'Boss' genes could save human hearts – and the reef
The chain of command inside human cells is similar to the way a factory is run, two University of Queensland researchers say.
But Dr. Nathan Palpant and Associate Professor Mikael Boden's big news is that they have found the password to the chief executive's computer—metaphorically speaking.
"We discovered a simple but powerful rule revealing how cells are controlled by rare decision-making genes," said Dr. Palpant, from UQ's Institute for Molecular Bioscience.
"Like workers on a factory production line, each gene has a specific function.
"The decision-making genes are like the supervisor, or the chief executive—rarer than the workers, and with the power to make big decisions and impact operations of the whole cell.
"Every cell has the same DNA but each cell accesses it differently.
"We have been able to simplify the rules of how cells access the DNA, in order to identify the rare but powerful decision-making genes."
Dr. Boden, from UQ's School of Chemistry and Molecular Biosciences, said the rules governing cells' operations were "so evolutionarily conserved" that the new knowledge would help identify "chief executive cells" theoretically in any cell type across the animal kingdom, ranging from fruit flies to sea squirts, birds and humans.
"This discovery has far-reaching implications because it can help us understand how cells respond to heart attacks and how aquatic animals respond to global warming, among many other issues."

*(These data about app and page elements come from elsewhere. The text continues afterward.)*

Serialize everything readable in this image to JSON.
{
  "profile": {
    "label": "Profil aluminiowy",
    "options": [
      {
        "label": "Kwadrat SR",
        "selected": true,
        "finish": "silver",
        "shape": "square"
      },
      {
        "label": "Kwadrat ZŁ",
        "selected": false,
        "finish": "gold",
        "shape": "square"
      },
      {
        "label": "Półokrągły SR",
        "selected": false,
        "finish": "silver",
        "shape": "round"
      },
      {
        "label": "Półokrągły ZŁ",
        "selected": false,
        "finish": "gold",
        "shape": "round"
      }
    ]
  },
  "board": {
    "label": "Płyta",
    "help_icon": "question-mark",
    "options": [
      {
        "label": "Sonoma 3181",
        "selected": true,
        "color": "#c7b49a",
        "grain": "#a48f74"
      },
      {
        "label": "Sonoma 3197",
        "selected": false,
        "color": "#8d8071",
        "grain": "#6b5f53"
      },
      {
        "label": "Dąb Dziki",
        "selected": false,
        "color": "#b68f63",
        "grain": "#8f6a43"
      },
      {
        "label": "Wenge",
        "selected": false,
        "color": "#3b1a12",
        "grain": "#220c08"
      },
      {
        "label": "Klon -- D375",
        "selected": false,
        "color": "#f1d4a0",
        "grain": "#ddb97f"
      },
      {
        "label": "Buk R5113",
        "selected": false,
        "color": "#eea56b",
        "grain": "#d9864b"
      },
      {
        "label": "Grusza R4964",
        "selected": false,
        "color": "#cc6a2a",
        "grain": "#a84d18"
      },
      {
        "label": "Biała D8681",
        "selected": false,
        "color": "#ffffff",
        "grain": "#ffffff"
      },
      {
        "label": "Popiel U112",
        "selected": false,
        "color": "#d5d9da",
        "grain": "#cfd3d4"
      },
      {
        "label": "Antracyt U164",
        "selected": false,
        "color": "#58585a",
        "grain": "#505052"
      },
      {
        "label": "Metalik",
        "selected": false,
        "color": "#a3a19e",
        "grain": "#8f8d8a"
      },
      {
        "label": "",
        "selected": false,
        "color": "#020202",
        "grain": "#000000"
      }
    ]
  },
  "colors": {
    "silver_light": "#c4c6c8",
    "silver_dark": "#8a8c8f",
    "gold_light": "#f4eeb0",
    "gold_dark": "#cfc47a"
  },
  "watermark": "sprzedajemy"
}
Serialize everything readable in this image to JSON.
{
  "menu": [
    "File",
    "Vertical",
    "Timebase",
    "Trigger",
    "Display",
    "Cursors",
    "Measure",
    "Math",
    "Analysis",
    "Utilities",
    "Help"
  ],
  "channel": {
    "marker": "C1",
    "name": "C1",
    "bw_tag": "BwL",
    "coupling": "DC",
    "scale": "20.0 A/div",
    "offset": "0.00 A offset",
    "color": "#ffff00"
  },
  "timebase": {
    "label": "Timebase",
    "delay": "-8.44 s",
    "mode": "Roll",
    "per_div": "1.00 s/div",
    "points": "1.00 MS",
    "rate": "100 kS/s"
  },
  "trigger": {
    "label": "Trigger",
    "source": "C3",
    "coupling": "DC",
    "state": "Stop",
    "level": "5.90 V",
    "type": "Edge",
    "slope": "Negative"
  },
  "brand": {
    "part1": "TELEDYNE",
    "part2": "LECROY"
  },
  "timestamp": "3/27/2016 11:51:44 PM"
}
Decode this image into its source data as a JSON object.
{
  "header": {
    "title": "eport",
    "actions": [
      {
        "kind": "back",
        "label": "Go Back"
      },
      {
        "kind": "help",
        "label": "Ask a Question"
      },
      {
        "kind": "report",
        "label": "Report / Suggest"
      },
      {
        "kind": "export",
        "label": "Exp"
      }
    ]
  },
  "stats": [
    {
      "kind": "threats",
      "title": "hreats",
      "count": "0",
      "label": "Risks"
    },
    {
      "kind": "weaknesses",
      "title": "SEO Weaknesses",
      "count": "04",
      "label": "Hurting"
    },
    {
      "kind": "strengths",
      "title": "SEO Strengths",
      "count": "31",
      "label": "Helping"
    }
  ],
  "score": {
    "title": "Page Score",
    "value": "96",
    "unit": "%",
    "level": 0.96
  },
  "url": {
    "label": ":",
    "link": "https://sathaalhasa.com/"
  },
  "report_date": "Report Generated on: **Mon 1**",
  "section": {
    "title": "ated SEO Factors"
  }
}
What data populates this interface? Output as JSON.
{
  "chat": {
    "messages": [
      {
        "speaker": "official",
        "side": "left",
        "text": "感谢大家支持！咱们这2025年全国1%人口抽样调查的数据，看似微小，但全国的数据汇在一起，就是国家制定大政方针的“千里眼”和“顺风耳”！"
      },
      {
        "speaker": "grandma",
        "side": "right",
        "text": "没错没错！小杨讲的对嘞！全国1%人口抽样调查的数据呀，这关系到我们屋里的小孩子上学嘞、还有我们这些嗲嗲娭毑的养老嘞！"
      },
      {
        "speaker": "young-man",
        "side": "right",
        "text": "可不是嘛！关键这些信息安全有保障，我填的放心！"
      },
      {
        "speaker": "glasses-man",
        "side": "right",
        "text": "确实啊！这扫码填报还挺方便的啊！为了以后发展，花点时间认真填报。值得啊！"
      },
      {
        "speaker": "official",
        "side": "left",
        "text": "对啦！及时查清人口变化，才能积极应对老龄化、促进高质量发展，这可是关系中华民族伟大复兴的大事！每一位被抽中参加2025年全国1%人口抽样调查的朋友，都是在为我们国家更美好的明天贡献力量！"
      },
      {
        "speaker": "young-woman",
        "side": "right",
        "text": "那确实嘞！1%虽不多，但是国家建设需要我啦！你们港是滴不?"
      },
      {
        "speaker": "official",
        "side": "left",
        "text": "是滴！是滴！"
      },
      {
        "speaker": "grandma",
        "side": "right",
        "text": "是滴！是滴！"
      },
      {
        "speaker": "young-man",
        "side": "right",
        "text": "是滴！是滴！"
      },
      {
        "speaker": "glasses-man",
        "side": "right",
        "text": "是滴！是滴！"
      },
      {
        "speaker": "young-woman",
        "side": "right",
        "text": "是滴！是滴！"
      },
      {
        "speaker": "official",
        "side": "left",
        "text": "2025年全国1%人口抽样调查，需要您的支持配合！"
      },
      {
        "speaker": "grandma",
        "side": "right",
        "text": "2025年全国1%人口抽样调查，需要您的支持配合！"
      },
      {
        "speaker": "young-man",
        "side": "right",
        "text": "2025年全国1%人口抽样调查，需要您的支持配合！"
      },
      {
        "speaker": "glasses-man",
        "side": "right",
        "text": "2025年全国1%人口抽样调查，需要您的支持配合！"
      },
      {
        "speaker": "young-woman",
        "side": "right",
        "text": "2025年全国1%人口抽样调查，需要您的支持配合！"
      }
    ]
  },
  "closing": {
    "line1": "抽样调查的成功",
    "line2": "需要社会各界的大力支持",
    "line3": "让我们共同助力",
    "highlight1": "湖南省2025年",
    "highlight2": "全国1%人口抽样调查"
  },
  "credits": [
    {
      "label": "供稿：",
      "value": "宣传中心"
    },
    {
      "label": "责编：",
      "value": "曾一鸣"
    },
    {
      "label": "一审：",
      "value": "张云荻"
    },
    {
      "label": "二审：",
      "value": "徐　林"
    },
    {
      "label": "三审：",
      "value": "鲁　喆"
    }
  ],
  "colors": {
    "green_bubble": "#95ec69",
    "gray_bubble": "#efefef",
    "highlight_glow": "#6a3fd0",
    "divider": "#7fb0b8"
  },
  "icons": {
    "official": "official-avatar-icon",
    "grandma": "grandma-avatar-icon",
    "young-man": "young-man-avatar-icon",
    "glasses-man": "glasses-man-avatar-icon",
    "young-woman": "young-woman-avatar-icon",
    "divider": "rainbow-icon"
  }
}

Dr. Palpant said being able to pinpoint the genes controlling cell decisions created opportunities to control cell responses.
"When the body is injured, like in a heart attack, or stressed by an infection such as COVID-19, cells respond, adapt and make decisions," he said.
"Unfortunately sometimes cells make bad decisions, which can cause more damage, leading to cell death and organ failure.
"Until now, what controls these decisions has been a big mystery.
"Our discovery means that in the future, we may be able to block a cell's bad decisions when things go wrong in disease or in the environment.
"We are working with international collaborators to understand how we can block the bad decisions and prevent diseases.
"Having a better understanding of how cells work will boost human health, agriculture, ecology, marine biology, and many fields that are dependent on understanding how cells make decisions based on a changing and sometimes stressful environment."
The Australian Research Council-funded research is published in Cell Systems.